Yeah, yeah, thanks buddy. Okay, where were we?
I do have just a quick question on presets. This is from LJ Bowers, when you apply a preset can you lesser the effects globally without going through on each individual slider of that preset?

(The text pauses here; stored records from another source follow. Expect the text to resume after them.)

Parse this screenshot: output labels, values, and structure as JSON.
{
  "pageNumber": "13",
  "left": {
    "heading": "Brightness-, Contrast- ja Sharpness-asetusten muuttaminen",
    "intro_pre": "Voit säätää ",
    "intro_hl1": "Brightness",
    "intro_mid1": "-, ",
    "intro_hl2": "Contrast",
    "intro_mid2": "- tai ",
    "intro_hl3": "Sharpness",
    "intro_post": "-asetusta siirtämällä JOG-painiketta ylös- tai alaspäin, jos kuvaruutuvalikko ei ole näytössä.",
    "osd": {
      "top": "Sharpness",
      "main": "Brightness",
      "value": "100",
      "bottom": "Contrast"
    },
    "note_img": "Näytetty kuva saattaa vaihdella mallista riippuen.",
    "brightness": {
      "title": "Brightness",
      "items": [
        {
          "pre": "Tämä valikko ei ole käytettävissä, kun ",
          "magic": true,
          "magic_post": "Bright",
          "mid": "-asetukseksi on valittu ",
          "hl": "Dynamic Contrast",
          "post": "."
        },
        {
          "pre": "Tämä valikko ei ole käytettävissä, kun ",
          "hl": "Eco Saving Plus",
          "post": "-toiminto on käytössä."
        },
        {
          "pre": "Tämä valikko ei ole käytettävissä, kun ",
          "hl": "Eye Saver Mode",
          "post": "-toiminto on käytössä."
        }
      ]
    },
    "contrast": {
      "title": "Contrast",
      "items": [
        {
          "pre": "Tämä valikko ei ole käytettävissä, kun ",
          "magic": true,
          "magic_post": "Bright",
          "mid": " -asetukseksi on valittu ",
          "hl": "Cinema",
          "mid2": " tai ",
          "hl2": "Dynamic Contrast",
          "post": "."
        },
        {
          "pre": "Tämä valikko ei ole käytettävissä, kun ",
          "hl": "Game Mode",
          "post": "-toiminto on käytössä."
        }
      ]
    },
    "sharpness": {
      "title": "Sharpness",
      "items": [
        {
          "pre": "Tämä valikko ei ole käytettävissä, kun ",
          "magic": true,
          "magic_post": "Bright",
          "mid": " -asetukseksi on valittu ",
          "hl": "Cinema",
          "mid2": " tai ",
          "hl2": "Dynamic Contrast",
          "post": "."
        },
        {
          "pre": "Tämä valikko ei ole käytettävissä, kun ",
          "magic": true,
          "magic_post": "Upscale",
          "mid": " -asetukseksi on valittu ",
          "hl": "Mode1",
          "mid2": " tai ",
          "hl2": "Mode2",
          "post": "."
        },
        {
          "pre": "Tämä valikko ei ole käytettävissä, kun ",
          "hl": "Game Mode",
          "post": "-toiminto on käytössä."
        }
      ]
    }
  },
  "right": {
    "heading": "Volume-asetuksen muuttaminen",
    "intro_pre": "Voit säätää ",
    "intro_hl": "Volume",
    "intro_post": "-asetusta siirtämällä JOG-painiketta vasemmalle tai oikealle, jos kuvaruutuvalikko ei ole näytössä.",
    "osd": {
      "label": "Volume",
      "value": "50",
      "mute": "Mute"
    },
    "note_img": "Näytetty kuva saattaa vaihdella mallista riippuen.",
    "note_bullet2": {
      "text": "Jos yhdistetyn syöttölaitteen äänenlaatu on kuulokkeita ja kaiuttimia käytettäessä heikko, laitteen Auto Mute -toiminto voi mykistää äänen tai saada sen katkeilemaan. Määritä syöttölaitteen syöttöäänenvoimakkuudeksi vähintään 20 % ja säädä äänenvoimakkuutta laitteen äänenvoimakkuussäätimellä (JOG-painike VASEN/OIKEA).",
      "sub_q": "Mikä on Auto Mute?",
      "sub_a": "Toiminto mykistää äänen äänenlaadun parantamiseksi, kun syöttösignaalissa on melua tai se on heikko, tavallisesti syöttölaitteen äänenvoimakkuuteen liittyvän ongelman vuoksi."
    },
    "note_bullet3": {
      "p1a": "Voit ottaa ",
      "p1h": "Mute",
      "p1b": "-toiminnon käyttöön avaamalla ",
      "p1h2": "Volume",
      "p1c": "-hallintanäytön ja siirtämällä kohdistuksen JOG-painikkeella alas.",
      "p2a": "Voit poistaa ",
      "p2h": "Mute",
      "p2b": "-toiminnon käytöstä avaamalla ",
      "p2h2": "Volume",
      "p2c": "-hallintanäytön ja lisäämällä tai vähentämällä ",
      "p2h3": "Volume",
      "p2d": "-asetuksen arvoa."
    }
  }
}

We've been asking Adobe to do that for a long time. We work with Adobe a bit, or at least we tell them what we'd like and then they ignore us. I'm just kidding, we do work with them a lot and they take a lot of, like a lot of the new local adjustments and things that they've done, we were like, we'd love to have brushes to paint things in, they added those things. So what I would say number one is everybody be vocal about what you want inside of Lightroom. It really helps when everybody's talking about what they need and stuff like that. That's one of our requests for a long time, that's not yet available. With the brushes however, it kind of is. 'Cause you saw that we can hold down alt or option and drag the pin left and right. And the cool thing about that is like let's say, let's go to one of these close-up images like this one, right? And let's just make sure this is really sharp. It's somewhat sharp, I'll just pick one of 'em. It's totally fine. Okay, good enough. Okay, so grab this guy and I have a preset in here for, so we have like our retouching presets, all these things are, this is included inside of that preset system is all the retouching stuff too. So under skin softener, when creating the presets we test out the settings at how they work over the image. And we actually dial in these settings over here on the right side to be incrementally adjusted. So meaning, if you apply this over an area to soften the skin, let's just, we'll apply it over her entire face and then subtract it off like her eyes. So hold down alt or option, pull it off the eyes. I'm gonna do this in a very messy fashion, okay? So I press O, you can see where it's applied and where it's removed, yeah. Alright, when you alt and click this, or alt or option click it and you pull the left, everything is adjusted, you're adjusting incrementally. So you want it stronger, you go to the right side and it'll make it stronger incrementally. You want it less powerful, you go to the left. So this is our way of controlling brush opacity, well, the amount of an effect that's being applied. 'Cause we do have like amount and density and stuff below. I don't wanna confuse those two things together. But as far as the presets, we don't yet have that control. I would love for that, that would be a fantastic thing. But I think one of the biggest issues and one of the reasons why it's really hard for Adobe to roll out these features is 'cause you'll notice the layout is already so complicated as it is. And this is actually the most intuitive raw processing application that really there is right now. As you make these kind of adjustments, it's like how do we exactly incorporate this stuff? Are you gonna alt and click on a preset and then pull to the right and the left? And so a lot of it is more of how-to type things. But if enough people scream that they want something, we'll get it.